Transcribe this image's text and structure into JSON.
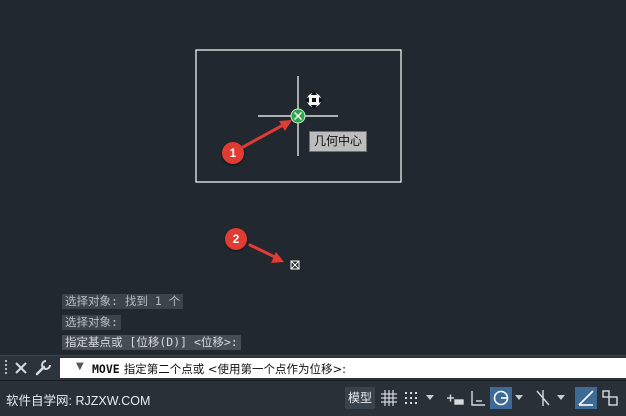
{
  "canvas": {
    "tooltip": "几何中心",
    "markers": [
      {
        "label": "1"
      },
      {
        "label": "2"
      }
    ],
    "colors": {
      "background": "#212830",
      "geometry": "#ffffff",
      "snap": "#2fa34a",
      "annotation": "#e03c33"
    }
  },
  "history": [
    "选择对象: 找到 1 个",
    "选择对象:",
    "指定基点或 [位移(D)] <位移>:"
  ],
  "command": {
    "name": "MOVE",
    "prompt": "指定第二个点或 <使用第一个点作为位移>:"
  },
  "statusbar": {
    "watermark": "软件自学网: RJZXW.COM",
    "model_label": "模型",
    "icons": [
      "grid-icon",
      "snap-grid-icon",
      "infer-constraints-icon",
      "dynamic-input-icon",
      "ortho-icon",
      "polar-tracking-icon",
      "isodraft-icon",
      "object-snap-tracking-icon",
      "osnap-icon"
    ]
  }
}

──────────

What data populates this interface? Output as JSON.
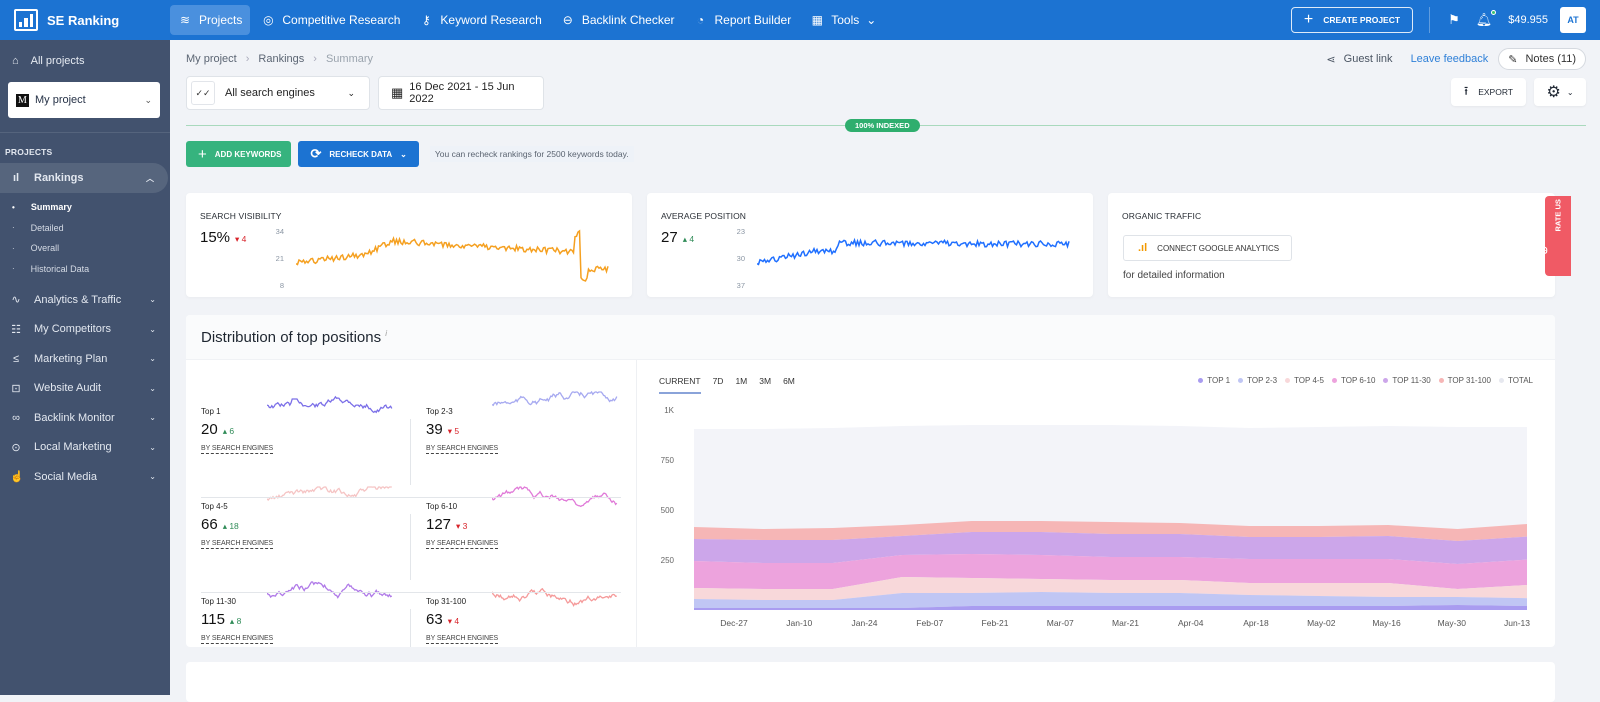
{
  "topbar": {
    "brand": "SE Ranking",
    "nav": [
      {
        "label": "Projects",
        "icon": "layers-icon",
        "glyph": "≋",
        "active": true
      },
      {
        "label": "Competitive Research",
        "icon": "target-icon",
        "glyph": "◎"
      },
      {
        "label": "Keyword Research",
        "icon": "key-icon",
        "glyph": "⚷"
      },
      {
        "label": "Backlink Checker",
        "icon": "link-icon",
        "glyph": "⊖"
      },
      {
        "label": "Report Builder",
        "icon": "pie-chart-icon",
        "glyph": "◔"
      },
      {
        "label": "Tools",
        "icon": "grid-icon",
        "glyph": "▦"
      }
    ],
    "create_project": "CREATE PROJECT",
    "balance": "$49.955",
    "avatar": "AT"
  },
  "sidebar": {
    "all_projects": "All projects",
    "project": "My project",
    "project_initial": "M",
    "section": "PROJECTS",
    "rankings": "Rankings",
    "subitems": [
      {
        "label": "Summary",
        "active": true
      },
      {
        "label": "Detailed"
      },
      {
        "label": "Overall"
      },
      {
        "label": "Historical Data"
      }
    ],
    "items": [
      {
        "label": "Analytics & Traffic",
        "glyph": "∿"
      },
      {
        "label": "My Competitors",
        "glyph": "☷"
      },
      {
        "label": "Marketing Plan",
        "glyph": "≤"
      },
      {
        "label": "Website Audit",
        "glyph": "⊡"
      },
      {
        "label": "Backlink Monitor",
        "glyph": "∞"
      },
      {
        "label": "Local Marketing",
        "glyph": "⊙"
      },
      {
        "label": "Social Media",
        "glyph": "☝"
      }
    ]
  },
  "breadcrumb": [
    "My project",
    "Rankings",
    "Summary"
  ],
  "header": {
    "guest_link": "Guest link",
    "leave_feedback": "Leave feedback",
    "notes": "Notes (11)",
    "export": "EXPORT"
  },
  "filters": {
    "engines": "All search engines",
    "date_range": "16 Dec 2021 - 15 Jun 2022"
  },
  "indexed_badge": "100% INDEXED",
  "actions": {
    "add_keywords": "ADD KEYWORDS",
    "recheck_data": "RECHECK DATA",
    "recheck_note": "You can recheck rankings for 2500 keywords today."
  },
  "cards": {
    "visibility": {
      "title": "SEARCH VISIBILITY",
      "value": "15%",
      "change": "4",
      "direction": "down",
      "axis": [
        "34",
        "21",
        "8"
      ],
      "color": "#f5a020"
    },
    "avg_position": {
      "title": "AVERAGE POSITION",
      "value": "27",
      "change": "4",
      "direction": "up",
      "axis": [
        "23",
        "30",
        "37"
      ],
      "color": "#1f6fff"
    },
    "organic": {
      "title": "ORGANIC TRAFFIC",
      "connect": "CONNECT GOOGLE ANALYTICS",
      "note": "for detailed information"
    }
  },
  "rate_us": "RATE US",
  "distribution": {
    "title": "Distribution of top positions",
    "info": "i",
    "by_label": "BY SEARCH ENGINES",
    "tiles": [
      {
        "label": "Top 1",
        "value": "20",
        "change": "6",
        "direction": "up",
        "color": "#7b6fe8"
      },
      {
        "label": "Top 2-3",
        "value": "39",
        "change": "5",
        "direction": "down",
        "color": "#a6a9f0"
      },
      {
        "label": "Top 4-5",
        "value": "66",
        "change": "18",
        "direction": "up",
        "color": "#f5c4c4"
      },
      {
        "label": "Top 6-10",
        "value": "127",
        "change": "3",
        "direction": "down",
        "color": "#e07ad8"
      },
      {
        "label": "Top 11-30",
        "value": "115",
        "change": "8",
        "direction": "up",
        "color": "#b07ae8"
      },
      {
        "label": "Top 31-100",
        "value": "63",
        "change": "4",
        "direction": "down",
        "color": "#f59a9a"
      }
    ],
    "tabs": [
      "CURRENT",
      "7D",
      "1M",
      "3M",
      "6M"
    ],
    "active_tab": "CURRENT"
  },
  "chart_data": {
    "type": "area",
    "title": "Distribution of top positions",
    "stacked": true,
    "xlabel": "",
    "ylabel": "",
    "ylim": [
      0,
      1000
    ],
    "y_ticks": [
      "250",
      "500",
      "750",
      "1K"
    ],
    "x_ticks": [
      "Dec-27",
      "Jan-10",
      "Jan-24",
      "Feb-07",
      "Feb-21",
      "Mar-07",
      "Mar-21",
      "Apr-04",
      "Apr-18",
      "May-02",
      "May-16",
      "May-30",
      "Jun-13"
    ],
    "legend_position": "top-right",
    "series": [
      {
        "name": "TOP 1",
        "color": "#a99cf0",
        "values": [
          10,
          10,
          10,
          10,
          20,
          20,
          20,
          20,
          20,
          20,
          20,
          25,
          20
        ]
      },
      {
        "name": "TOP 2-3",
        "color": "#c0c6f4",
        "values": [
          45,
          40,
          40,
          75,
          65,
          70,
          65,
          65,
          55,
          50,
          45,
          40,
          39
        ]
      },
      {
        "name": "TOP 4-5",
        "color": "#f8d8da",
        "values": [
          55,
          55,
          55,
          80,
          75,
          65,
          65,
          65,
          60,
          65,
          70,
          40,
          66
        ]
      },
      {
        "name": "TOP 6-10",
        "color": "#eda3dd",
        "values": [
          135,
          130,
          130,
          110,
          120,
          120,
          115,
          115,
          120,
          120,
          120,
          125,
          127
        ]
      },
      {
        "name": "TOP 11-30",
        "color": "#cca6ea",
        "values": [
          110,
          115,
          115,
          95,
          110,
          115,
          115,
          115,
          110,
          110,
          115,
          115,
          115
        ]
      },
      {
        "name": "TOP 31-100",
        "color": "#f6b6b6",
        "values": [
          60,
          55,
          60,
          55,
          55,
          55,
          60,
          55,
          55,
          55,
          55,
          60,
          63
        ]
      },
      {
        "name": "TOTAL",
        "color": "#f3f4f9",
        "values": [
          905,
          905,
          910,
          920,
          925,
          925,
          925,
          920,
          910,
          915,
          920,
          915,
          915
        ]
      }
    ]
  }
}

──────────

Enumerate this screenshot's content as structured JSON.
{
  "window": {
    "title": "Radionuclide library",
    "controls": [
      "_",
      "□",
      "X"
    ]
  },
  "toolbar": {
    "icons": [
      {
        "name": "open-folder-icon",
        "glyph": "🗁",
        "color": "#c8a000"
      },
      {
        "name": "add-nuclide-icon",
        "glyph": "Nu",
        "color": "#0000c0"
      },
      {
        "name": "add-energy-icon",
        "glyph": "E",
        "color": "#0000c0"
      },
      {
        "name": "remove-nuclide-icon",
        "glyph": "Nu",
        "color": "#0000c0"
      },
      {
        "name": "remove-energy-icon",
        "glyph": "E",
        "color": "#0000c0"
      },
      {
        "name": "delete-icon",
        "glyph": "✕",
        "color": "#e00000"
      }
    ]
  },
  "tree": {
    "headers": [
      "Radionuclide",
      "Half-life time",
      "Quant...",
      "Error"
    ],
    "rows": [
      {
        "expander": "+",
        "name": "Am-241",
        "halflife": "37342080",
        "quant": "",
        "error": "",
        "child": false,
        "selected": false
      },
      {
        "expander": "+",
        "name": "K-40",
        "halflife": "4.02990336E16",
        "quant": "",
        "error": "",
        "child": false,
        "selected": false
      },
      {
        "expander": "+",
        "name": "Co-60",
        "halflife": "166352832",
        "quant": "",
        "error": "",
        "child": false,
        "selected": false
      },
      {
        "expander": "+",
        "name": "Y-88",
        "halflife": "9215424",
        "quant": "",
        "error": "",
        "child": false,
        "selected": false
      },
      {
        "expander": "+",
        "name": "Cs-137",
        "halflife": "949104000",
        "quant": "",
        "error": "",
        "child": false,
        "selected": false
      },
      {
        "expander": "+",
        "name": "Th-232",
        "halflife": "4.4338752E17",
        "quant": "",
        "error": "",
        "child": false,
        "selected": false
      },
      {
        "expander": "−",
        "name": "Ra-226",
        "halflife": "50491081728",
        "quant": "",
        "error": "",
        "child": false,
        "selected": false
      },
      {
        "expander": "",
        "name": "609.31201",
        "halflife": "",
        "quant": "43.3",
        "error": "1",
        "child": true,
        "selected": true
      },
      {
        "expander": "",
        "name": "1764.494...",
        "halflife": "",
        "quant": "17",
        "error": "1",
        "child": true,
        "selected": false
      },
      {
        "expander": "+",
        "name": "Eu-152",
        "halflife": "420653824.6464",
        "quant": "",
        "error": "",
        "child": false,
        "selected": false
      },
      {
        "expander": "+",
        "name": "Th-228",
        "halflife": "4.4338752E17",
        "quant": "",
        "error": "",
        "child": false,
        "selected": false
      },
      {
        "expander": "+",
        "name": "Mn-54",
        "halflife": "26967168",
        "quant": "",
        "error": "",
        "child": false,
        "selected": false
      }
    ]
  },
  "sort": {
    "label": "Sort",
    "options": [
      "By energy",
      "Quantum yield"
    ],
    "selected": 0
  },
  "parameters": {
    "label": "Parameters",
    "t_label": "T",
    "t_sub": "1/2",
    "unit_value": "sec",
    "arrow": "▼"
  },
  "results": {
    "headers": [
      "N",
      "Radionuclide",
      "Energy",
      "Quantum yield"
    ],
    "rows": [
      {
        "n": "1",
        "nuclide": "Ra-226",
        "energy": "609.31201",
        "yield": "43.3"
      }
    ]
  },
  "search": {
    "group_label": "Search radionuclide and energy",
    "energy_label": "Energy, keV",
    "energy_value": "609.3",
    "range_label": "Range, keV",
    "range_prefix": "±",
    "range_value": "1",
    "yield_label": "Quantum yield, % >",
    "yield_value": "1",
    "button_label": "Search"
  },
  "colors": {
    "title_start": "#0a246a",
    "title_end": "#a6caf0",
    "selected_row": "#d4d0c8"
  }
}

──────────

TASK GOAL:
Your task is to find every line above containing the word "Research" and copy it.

THE COMPLETED TASK:
        "label": "Competitive Research",
        "label": "Keyword Research",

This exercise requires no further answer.